Susan Granger's review of 'The Railway Man'
Published 10:44 am, Saturday, May 24, 2014
Dealing with severe post-traumatic stress is the theme of this British drama based on the late Eric Lomax's best-selling 1995 autobiographical novel.
Set in Berwick-upon-Tweed in England in 1980, self-professed train enthusiast Lomax (Colin Firth) is a former British Army officer, a signals engineer, who is still haunted by excruciating experiences during his interment at a Japanese labor camp during World War II. Married to an empathetic nurse, Patti (Nicole Kidman), whom he met on a train to Scotland, he discovers that Nagase (Hiroyuki Sanada), the Japanese soldier who brutally tortured and tormented him, is now working as a tour guide at the same Kempeitai Internment Camp, which became a war museum. That launches vivid memories of his capture in Singapore in 1942 and how young Lomax (Jeremy Irvine) and his fellow prisoners became slave laborers, forced to build Bridge 277 on the Burma-Siam Railroad, nicknamed the "death railway," which later inspired "The Bridge on the River Kwai."
Young Imperial Army translator Nagase (Tanroh Ishida) was a sadist, relentlessly beating emaciated Lomax and subjecting him to a forerunner of water-boarding by attaching a hose to his mouth after Lomax used pilfered parts to build a contraband radio to listen to the BBC.
Intending to wreak long-suppressed, murderous revenge,
elderly Lomax visits the museum, reveals his identity and
proceeds to confront and interrogate Nagase, who doesn't think of himself as a war criminal.
Adapted by Andy Paterson and Frank Cottrell Boyce and perhaps too respectfully directed by Jonathan Teplitzky ("Burning Man"), its dramatic effectiveness is hampered by lack of suspenseful structure and starchy reticence, which not only forces Patti to rely on recollections from fellow P.O.W. Finlay (Stellan Skarsgard) but also dilutes Lomax's compassionate forgiveness.
Firth ("The King's Speech") captures Lomax's calibrated emotional repression, as does Irvine ("War Horse"), while Kidman satisfies in a somewhat thankless role.

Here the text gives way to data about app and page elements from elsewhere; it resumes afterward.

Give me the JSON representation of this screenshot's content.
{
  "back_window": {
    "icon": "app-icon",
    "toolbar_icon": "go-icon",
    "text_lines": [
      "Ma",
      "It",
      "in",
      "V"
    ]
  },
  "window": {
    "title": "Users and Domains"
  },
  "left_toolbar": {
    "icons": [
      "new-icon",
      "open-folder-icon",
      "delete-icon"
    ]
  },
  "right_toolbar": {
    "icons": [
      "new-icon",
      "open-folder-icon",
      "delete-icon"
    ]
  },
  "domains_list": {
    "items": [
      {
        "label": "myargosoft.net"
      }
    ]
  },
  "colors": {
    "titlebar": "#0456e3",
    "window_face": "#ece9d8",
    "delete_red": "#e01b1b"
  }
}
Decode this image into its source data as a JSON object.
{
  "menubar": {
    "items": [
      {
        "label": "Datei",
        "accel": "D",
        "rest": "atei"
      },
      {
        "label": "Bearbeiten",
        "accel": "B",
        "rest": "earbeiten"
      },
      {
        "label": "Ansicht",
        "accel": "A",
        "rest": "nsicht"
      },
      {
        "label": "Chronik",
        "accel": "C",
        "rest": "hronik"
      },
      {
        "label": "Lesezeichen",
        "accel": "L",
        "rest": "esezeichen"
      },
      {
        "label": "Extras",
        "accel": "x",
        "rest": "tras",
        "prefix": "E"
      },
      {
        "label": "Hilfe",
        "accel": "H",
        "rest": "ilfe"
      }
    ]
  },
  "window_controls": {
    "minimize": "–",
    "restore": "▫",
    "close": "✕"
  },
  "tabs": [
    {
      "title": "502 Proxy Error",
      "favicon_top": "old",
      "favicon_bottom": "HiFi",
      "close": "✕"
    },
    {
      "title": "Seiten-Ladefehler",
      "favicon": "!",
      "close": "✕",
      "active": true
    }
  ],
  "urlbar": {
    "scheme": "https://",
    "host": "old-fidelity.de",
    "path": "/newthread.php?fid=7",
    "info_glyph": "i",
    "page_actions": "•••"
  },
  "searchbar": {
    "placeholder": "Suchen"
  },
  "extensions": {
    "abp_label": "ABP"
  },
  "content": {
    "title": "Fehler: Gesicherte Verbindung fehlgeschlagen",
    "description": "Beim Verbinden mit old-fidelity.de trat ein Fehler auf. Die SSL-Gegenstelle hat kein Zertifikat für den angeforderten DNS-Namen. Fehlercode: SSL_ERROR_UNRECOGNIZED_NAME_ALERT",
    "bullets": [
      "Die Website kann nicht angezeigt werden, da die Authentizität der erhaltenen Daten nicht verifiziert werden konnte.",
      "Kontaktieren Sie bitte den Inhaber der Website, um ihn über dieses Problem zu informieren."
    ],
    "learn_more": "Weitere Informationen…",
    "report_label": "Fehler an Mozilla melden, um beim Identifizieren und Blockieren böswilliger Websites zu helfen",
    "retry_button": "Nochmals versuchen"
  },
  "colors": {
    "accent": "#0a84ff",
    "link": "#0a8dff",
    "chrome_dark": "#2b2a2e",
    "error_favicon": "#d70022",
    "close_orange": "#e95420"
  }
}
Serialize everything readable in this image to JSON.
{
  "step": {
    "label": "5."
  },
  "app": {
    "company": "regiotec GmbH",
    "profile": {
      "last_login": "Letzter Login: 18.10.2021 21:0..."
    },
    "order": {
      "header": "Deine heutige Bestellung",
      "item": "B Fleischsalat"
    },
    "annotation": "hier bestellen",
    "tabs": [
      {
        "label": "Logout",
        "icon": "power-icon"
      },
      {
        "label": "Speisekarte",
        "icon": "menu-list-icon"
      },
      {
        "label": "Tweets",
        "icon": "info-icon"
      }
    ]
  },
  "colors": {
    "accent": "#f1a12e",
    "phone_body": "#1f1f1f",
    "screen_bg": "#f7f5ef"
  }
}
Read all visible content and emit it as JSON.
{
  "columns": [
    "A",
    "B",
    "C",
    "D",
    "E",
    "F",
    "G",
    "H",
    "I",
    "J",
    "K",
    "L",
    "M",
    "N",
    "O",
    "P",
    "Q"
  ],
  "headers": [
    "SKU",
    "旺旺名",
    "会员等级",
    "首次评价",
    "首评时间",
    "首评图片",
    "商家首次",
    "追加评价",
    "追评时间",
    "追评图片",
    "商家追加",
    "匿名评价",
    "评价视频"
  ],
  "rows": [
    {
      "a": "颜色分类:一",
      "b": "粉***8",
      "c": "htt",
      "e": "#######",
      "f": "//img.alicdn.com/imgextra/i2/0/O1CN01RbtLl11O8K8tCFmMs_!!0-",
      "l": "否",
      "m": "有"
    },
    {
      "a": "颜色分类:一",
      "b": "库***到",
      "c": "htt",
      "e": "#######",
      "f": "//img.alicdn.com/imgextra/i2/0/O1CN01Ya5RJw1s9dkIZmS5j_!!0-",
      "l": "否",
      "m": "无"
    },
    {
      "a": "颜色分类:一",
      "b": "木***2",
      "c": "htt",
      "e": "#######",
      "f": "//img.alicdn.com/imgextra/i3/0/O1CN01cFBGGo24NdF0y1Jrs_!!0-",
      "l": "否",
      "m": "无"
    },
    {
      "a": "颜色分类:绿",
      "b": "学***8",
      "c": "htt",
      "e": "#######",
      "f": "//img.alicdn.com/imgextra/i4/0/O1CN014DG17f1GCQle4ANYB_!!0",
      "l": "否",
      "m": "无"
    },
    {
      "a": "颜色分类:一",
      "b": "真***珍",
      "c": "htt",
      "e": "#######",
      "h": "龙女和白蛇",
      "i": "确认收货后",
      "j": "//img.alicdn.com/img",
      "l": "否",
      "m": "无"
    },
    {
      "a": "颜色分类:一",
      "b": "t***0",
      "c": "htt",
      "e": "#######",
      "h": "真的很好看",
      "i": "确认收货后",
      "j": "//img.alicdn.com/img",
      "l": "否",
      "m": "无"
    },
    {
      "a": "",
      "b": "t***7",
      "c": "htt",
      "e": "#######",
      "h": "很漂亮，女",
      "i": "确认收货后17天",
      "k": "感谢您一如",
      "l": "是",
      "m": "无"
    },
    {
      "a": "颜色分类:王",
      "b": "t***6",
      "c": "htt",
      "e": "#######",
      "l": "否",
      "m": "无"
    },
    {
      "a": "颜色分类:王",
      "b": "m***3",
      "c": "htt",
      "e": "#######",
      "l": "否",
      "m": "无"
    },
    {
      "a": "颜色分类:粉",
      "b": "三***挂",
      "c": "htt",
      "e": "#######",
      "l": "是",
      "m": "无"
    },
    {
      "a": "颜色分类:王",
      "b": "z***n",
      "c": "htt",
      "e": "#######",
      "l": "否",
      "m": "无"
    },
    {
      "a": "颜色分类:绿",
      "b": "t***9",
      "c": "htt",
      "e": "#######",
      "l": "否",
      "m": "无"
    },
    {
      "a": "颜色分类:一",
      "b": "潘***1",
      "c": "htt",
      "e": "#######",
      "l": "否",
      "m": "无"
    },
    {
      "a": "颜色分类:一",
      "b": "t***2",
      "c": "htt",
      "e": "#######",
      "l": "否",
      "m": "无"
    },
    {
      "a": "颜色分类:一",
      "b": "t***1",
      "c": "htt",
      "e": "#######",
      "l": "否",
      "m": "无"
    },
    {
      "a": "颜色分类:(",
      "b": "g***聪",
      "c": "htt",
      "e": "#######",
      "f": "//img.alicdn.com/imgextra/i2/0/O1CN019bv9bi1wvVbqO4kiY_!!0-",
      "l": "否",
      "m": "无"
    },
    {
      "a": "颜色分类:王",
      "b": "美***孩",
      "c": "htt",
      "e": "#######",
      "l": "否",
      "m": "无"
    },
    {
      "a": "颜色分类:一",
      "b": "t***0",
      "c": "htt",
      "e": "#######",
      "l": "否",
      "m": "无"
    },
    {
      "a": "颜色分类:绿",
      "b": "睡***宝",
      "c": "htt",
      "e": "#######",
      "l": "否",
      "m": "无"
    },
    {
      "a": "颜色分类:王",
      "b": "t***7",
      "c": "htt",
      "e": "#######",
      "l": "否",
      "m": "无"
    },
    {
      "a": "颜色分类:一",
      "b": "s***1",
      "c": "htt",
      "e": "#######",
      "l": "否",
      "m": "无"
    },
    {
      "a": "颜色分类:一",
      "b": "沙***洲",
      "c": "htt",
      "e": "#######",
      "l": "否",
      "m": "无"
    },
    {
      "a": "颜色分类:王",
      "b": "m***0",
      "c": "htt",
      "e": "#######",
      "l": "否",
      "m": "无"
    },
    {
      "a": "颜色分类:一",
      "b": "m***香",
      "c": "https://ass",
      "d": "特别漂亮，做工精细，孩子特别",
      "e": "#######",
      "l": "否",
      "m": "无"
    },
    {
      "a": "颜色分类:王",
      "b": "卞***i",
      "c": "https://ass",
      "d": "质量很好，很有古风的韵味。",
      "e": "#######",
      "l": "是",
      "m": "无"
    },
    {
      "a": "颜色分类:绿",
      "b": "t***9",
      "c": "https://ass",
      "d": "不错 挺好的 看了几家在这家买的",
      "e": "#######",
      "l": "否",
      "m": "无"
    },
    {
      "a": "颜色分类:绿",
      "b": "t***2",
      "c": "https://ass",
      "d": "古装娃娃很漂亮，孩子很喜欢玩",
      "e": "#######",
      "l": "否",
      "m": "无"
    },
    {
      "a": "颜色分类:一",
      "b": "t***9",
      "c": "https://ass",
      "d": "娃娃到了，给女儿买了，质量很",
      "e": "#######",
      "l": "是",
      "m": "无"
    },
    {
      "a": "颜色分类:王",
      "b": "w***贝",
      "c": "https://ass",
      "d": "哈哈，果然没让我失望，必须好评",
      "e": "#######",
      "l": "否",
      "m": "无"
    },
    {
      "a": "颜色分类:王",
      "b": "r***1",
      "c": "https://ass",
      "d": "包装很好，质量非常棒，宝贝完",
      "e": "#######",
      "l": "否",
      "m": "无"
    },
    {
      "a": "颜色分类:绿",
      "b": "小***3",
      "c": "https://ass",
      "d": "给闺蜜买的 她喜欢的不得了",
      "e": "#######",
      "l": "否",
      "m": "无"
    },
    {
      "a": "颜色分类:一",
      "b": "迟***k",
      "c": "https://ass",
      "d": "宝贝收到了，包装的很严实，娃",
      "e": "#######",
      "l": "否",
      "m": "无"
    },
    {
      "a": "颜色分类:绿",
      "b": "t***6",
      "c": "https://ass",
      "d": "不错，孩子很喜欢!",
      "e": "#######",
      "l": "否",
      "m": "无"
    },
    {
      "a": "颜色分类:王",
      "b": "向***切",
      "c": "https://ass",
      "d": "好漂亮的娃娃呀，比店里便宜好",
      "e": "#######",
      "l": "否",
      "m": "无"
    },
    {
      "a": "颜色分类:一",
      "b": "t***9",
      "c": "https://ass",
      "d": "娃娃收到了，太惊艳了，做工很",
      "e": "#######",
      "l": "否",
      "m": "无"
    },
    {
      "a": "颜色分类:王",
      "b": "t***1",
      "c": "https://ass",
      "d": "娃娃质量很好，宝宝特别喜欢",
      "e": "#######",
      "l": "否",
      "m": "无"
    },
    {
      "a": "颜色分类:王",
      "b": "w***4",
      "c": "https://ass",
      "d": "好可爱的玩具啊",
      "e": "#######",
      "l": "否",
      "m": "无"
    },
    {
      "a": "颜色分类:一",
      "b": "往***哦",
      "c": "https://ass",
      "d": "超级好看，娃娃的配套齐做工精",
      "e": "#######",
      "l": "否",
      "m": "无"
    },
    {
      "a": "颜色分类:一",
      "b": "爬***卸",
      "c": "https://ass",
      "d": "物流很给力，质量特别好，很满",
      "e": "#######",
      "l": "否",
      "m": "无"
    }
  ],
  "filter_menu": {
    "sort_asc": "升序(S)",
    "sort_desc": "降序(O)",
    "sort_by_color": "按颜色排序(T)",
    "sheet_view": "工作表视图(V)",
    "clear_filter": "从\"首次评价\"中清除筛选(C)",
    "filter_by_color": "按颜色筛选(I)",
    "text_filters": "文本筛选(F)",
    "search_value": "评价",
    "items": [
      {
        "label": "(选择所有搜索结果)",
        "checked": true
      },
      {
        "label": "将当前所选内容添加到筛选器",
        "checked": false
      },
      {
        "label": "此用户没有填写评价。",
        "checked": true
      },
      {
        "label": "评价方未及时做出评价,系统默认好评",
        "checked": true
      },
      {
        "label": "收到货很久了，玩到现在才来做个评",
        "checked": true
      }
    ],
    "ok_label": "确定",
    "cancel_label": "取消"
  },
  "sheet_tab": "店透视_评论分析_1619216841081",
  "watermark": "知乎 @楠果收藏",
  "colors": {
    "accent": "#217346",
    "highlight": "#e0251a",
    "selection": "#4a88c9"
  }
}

On the Granger Movie Gauge of 1 to 10, "The Railway Man" is an anguished 7, culminating with the surprising consequences of their reunion, which resulted in the documentary "Enemy, My Friend."